He mainly was welcomed, something he felt wouldn't have been the case for a woman entering a male-dominated profession. My mum told me of only two occasions when he felt left out or treated differently:
- One Leeds maternity unit refused him entry to study because he was a man, but then another maternity hospital welcomed him.
- The course tutor offered to excuse him from the sewing assignment, where the students were asked to make an outfit for a doll. He was having none this and made a corduroy trouser suit complete with a knitted jumper. He finished with an 'A' in sewing, and later went on to make our clothes.

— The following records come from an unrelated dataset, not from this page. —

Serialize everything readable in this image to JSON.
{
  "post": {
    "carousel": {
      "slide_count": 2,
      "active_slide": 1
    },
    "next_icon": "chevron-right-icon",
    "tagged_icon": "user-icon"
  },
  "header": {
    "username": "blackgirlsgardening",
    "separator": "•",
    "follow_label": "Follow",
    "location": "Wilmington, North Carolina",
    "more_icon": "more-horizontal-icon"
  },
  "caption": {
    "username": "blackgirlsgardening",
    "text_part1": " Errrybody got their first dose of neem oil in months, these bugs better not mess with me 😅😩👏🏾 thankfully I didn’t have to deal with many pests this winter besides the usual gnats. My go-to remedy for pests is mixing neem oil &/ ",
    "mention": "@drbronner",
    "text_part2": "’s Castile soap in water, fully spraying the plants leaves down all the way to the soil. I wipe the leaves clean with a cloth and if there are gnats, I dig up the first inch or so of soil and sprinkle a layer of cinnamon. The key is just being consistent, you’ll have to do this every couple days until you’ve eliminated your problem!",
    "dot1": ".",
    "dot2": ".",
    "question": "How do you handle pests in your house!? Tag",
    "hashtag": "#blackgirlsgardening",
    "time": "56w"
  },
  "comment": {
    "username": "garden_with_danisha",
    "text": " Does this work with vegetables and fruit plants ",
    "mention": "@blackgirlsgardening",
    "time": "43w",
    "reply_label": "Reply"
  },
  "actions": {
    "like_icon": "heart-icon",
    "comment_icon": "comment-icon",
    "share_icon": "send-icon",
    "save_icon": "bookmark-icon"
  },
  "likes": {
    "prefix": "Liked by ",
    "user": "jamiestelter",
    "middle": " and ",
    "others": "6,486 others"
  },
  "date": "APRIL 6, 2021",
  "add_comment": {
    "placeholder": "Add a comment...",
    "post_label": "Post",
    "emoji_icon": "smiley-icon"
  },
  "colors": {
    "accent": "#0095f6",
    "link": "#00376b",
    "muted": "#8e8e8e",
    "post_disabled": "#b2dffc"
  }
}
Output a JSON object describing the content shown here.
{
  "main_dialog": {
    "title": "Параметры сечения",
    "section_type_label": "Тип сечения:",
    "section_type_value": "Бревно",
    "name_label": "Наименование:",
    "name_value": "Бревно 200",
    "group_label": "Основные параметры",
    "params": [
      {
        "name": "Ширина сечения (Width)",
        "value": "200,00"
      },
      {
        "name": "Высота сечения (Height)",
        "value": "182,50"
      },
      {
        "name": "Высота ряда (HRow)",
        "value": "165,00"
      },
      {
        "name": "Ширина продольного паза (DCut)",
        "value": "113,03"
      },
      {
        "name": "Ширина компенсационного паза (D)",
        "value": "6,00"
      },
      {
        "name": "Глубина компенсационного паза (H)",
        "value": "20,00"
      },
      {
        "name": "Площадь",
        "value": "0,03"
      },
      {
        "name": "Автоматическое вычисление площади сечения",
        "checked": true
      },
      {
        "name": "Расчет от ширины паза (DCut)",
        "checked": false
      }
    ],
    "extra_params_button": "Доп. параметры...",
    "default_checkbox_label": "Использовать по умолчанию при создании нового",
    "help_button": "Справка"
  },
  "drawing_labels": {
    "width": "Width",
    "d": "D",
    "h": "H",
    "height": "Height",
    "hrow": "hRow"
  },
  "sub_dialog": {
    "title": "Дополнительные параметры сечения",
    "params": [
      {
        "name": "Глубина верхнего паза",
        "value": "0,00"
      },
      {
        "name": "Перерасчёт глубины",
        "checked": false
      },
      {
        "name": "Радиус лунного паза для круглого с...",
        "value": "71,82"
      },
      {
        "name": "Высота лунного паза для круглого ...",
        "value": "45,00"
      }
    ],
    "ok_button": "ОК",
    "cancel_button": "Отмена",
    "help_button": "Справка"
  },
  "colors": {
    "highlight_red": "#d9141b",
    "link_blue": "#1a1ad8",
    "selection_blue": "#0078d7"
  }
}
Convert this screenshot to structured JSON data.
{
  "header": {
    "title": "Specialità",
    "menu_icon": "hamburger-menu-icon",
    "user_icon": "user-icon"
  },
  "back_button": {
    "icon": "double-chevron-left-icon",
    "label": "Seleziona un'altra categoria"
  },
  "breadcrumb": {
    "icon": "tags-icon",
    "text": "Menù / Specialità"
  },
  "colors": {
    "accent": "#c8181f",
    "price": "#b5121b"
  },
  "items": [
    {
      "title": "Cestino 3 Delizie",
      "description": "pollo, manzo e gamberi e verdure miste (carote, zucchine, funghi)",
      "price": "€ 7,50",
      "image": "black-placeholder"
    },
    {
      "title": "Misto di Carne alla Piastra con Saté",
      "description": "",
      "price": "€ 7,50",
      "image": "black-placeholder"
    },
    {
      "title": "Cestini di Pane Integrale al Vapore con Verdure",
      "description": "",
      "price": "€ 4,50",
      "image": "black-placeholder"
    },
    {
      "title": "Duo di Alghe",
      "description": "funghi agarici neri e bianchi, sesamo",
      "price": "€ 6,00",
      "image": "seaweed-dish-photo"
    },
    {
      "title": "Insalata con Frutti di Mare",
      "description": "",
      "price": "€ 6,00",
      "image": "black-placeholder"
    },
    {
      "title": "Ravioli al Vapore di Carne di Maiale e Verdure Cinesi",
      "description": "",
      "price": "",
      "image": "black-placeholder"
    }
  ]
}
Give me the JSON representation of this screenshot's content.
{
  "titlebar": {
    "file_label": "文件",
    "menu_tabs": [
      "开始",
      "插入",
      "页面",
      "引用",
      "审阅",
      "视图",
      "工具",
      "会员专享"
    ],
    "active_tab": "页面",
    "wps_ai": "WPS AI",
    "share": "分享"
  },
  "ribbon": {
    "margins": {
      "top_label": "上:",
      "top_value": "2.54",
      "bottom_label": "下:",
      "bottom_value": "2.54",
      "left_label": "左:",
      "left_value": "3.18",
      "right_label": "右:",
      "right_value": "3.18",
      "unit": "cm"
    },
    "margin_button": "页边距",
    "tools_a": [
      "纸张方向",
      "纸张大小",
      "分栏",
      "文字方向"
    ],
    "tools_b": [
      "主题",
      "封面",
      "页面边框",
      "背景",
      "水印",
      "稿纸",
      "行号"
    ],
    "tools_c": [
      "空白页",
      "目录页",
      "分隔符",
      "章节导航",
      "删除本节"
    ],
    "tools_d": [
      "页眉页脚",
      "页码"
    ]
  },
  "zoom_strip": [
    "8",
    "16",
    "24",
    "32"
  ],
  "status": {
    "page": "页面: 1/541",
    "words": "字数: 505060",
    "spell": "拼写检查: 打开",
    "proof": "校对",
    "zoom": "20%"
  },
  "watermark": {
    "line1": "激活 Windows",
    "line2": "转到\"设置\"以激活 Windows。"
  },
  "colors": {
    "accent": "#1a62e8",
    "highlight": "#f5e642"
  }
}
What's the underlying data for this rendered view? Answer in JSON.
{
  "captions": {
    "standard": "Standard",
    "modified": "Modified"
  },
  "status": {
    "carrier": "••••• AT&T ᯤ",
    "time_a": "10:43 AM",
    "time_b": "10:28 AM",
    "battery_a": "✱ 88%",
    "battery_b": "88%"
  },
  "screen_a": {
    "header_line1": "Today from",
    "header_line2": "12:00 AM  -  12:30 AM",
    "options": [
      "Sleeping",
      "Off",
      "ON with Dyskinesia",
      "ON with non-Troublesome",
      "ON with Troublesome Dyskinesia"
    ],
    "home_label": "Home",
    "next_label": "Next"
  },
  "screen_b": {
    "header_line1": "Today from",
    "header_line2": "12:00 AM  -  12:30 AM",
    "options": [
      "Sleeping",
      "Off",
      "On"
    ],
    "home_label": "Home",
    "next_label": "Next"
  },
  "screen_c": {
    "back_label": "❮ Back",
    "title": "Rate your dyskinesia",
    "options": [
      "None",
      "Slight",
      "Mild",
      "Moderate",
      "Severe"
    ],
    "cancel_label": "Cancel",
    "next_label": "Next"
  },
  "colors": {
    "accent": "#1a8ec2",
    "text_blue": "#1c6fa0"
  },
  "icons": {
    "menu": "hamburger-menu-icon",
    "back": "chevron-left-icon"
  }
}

My dad became the first man in Leeds to qualify as a nursery nurse and started his new role at Lovell Park Day Nursery. A couple of years later, he was promoted to deputy officer-in-charge at Burley Park Nursery.
In the early 1980s, Leeds Social Services expanded the number of day nurseries in the city. In 1981, he was successful in his application to become the officer-in-charge of his own day nursery. He was the first man in the UK to do so. This was noteworthy enough to be featured in the news, including The Guardian and Daily Express newspapers and the local news show, Look North. He cringed every time we played that segment back on video.
Although I've often played it safe within my career, I now see this as an important lesson about being open about what you want to do and taking a chance on it.
Do What You Love - It's Not Always About Money
My dad had a long career in childcare and child development and enjoyed his job enormously. A time came when he was offered the opportunity to become the area manager, taking responsibility for Leeds' Day Nurseries.
The pound signs appeared in front of my brother's and my eyes. We could have a better car and holidays. Things were moving up, and we urged him to take it and fully expected him to.
Except he didn't and declined the offer. "What was he thinking?" my brother and I thought.
But, my dad got into this field because of his passion for caring for children, helping them learn and develop.
If he were to take the job, it would mean more money, but it would be more managerial and take him away from the work he loved. It wasn't something that he wanted to do.
We were, of course, disappointed. But, as I've grown up, I admire his decision.
Whenever I feel that I should be making or planning a step up or find myself comparing myself unfavourably with others, my dad's example reminds me to think about what's important to me and what I want to do. I feel that this has helped me become more content and focussed on the present.
As I look back at what I learned from my dad, what strikes me most isn't the help that I got or the advice he gave. It's that we learn so much from seeing people's actions.
The most important lessons I learned were from what my dad did, his principles, and how he carried himself. It's a point that's valid for all of us as leaders, parents, or people.
I'm immensely proud of all that my dad achieved, and it's been wonderful to take some time to pause and reflect on writing this article.